The June 2017 International Inter-Tribal Trade and Investment symposium taking place at the University of Oklahoma, College of Law is pleased to announce that Dr. Robert Joseph will present on the topic of Maori International Inter-tribal trade.
Dr. Joseph, who is currently Director of the Maori & Indigenous Governance Centre (MIGC) has taught Comparative & International Indigenous Rights for 6 years. In 2017 Dr. Chief Joseph been awarded a Fulbright Scholarship to continue his work on Indigenous Governance. He’s just recently co-authored a major study commissioned by New Zealand Government via MIGC on what factors have influenced success in business for several Maori trusts.
A hereditary chief of the Gwawaenuk First Nation (on Watson Island off the central B.C. coast), Joseph is the founder of Reconciliation Canada. He has described its mandate as encouraging and fostering reconciliation “through dialogue, economic reconciliation, educational outreach, and creating partnerships between multiple segments of society so we can have a more inclusive Canada where we can share prosperity.”
Dr. Joseph was among those the federal government consulted on the wording of Prime Minister Stephen Harper’s 2008 official apology to the country’s First Nations for the residential school system. He was an advisor to the Truth and Reconciliation Commission and to Indian Residential School Resolutions Canada. He has served in an executive capacity with the Indian Residential Schools Survivors Society, an organization that provides crisis counselling and support for residential school survivors.
In 2012, he was presented The Diamond Jubilee Medal by the Right Honourable David Johnston, Governor General of Canada.
His group organized the nationwide Walk for Reconciliation marches, including one in Vancouver in 2013 that drew thousands in the pouring rain and ended with a stirring plea by Dr. Bernice King, daughter of civil rights leader Martin Luther King, Jr., for political action to deal with the unresolved issues of the First Nations in Canada.
In 2014, he received the Jack P. Blaney Award for Dialogue from Simon Fraser University and an Honorary Doctorate of Divinity from Vancouver School of Theology for his work in reconciliation and renewing relationships between Indigenous peoples and all Canadians.
In 2015, Dr. Joseph was presented a Deputy Ministers’ Recognition Award for Collaboration and Partnerships and was appointed to the Order of British Columbia, the Province of British Columbia’s highest honour.

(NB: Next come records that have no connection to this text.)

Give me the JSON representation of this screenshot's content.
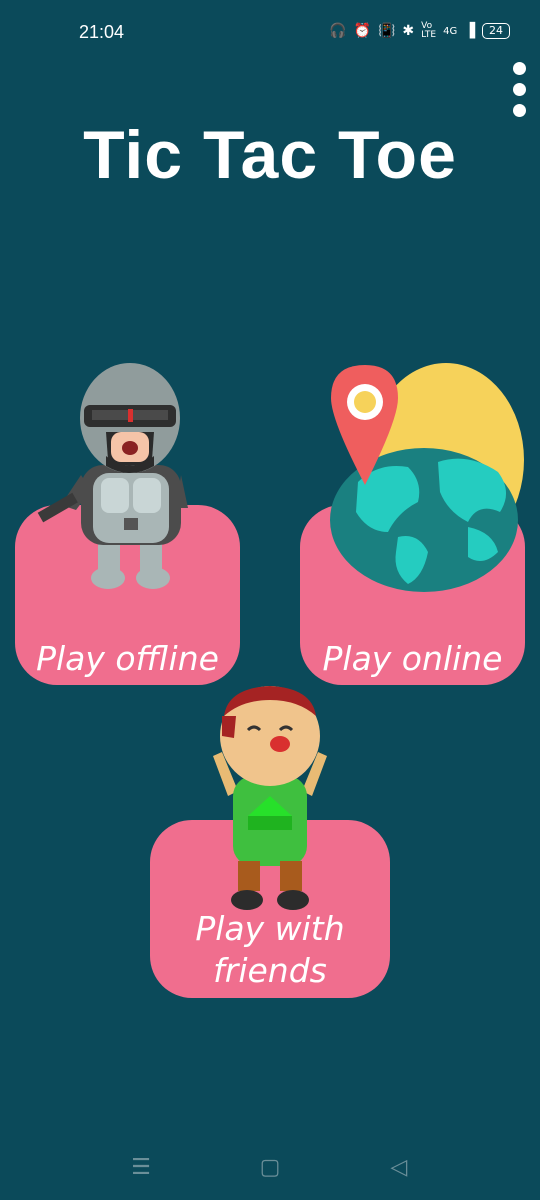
{
  "status_bar": {
    "time": "21:04",
    "icons": [
      "headphones-icon",
      "alarm-icon",
      "vibrate-icon",
      "bluetooth-icon",
      "volte-icon",
      "signal-icon"
    ],
    "network": "4G",
    "battery": "24"
  },
  "title": "Tic Tac Toe",
  "buttons": {
    "offline": "Play offline",
    "online": "Play online",
    "friends": "Play with friends"
  },
  "colors": {
    "background": "#0b4a5a",
    "card": "#f06e8e",
    "text": "#ffffff"
  },
  "nav": {
    "icons": [
      "menu-nav-icon",
      "home-nav-icon",
      "back-nav-icon"
    ]
  }
}
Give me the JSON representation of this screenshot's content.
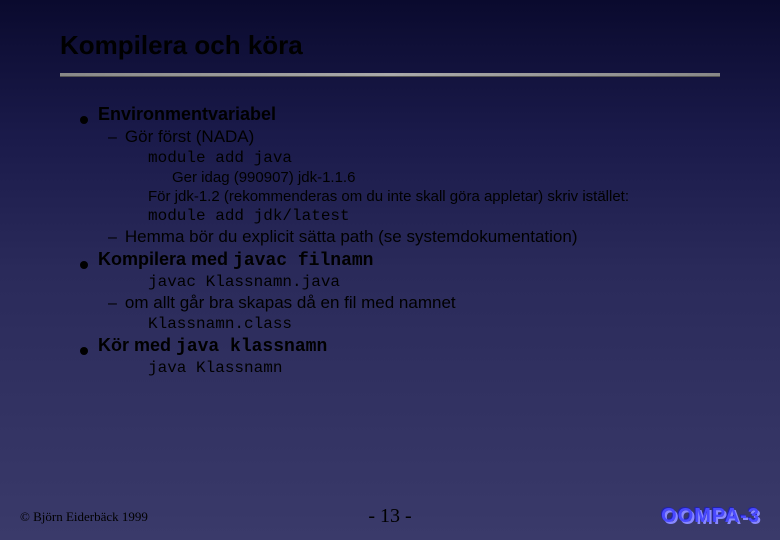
{
  "title": "Kompilera och köra",
  "bullets": [
    {
      "text": "Environmentvariabel",
      "subs": [
        {
          "text": "Gör först (NADA)",
          "code": "module add java",
          "notes": [
            "Ger idag (990907) jdk-1.1.6",
            "För jdk-1.2 (rekommenderas om du inte skall göra appletar) skriv istället:"
          ],
          "code2": "module add jdk/latest"
        },
        {
          "text": "Hemma  bör du explicit sätta path (se systemdokumentation)"
        }
      ]
    },
    {
      "text_prefix": "Kompilera med ",
      "text_code": "javac filnamn",
      "code_ex": "javac Klassnamn.java",
      "subs": [
        {
          "text": "om allt går bra skapas då en fil med namnet",
          "code": "Klassnamn.class"
        }
      ]
    },
    {
      "text_prefix": "Kör med ",
      "text_code": "java klassnamn",
      "code_ex": "java Klassnamn"
    }
  ],
  "footer": {
    "copyright": "© Björn Eiderbäck 1999",
    "page": "- 13 -",
    "logo": "OOMPA-3"
  }
}
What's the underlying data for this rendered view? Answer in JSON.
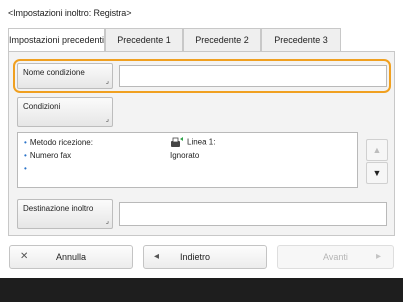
{
  "screen": {
    "title": "<Impostazioni inoltro: Registra>"
  },
  "tabs": [
    {
      "label": "Impostazioni precedenti",
      "active": true
    },
    {
      "label": "Precedente 1",
      "active": false
    },
    {
      "label": "Precedente 2",
      "active": false
    },
    {
      "label": "Precedente 3",
      "active": false
    }
  ],
  "form": {
    "condition_name_label": "Nome condizione",
    "condition_name_value": "",
    "conditions_label": "Condizioni",
    "destination_label": "Destinazione inoltro",
    "destination_value": ""
  },
  "conditions_info": {
    "rows": [
      {
        "label": "Metodo ricezione:",
        "value": "Linea 1:"
      },
      {
        "label": "Numero fax",
        "value": "Ignorato"
      },
      {
        "label": "",
        "value": ""
      }
    ]
  },
  "buttons": {
    "cancel": "Annulla",
    "back": "Indietro",
    "next": "Avanti"
  },
  "colors": {
    "highlight": "#f0a020",
    "bullet": "#2a73c9"
  }
}
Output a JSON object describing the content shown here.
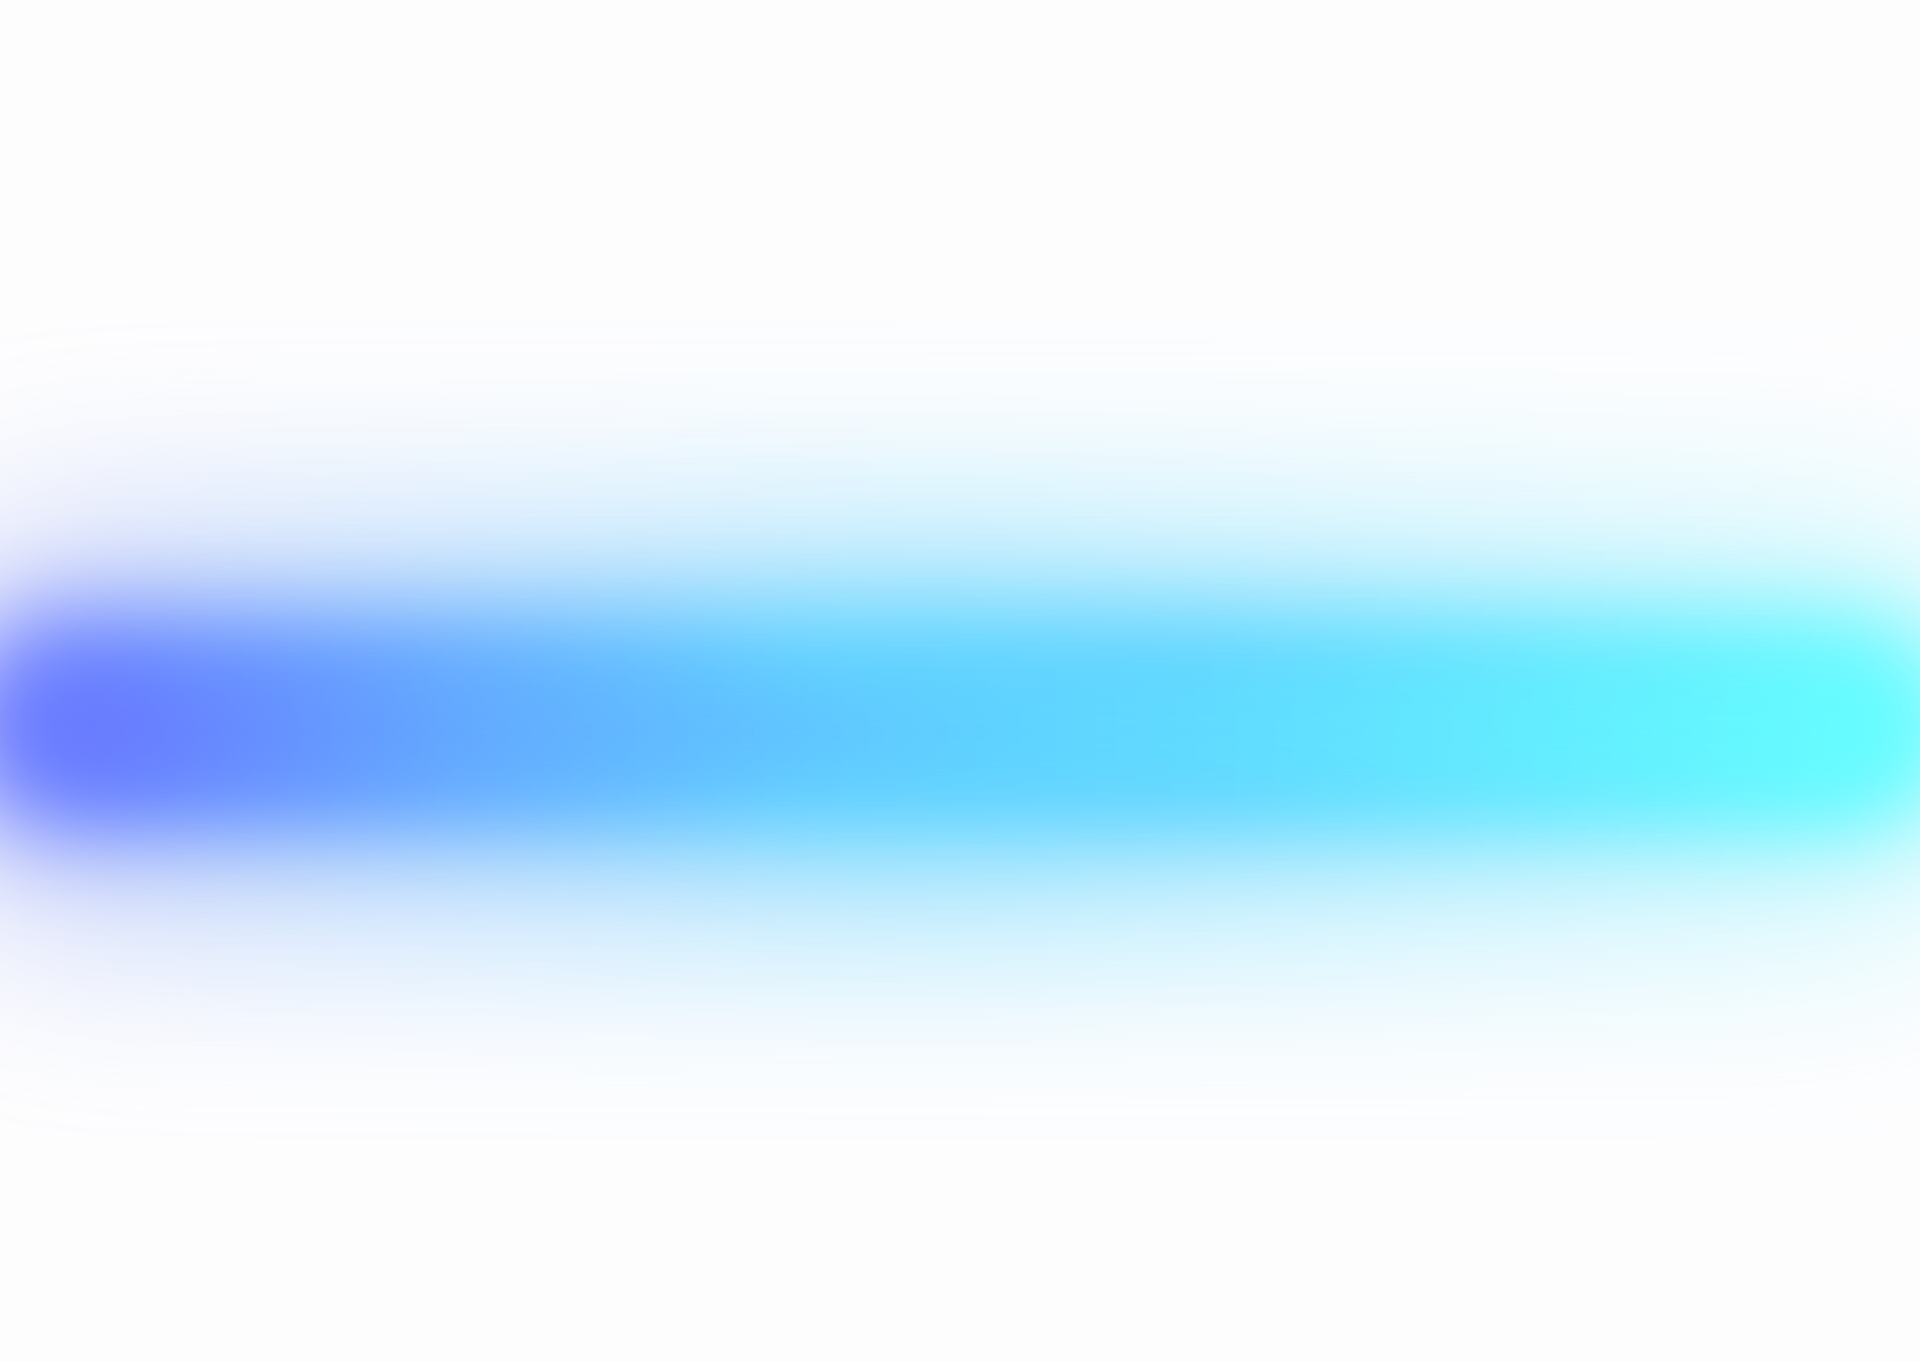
{
  "background": {
    "color": "#fdfdfe"
  },
  "glow": {
    "start_color": "#6a73ff",
    "middle_color": "#5fd3ff",
    "end_color": "#66ffff",
    "halo_start_color": "#b7b2f7",
    "halo_end_color": "#b8fbff"
  }
}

In 2016, Dr. Joseph received the Wallenberg-Sugihara Civil Courage Award and the Indspire Lifetime Achievement Award.
His eloquence is a great force because he speaks without animosity. “Everything Robert Joseph talks about is out of love and care,” says former Tsawwassen First Nations chief Kim Baird. “He has a powerful story to tell and a vision for reconciliation that is compelling. He touches a lot of people with his call for healing.”
Dr. Joseph is helping shape the conversation around the role First Nations will play in Canada’s future. Part of that discussion involves coming to grips with the country’s racist past, one outlined in grim detail in the landmark Truth and Reconciliation Commission report released in June. It concluded that Canada’s treatment of aboriginal children at residential schools amounted to cultural genocide, and it called for a nation-to-nation relationship between the Crown and its first peoples. Among its 94 recommendations was a demand that Canada honour the United Nations Declaration on the Rights of Indigenous Peoples, which the federal government has so far viewed as a non-binding document.
In recent years the Supreme Court of Canada has put aboriginal people on a new economic footing with a ground-breaking ruling that gave First Nations rights over their ancestral lands unless their ownership had been signed away in a treaty. The historic Williams decision of 2014 gave them powerful leverage over development on their land—which, as the Christy Clark government is learning, has far-reaching implications for the province’s resource-industry aspirations. As the First Nations gain new powers and new confidence, forging partnerships is crucial. It’s work that requires patience, understanding, and an outsized capacity for forgiveness—qualities embodied by Chief Robert Joseph.
Dr. Joseph is the Ambassador for Reconciliation Canada and a member of the National Assembly of First Nations Elders Council. He was formerly the Executive Director of the Indian Residential School Survivors Society and is an honourary witness to Canada’s Truth and Reconciliation Commission (TRC). As Chairman of the Native American Leadership Alliance for Peace and Reconciliation and Ambassador for Peace and Reconciliation with the Interreligious and International Federation for World Peace (IFWP), Chief Joseph has sat with the leaders of South Africa, Israel, Japan, South Korea, Mongolia and Washington, DC to learn from and share his understanding of faith, hope, healing and reconciliation.
For more information on the June 1017 International Inter-tribal Trade conference go to the IITIO website (www.iitio.org) to view the draft conference agenda and register on-line to attend the conference.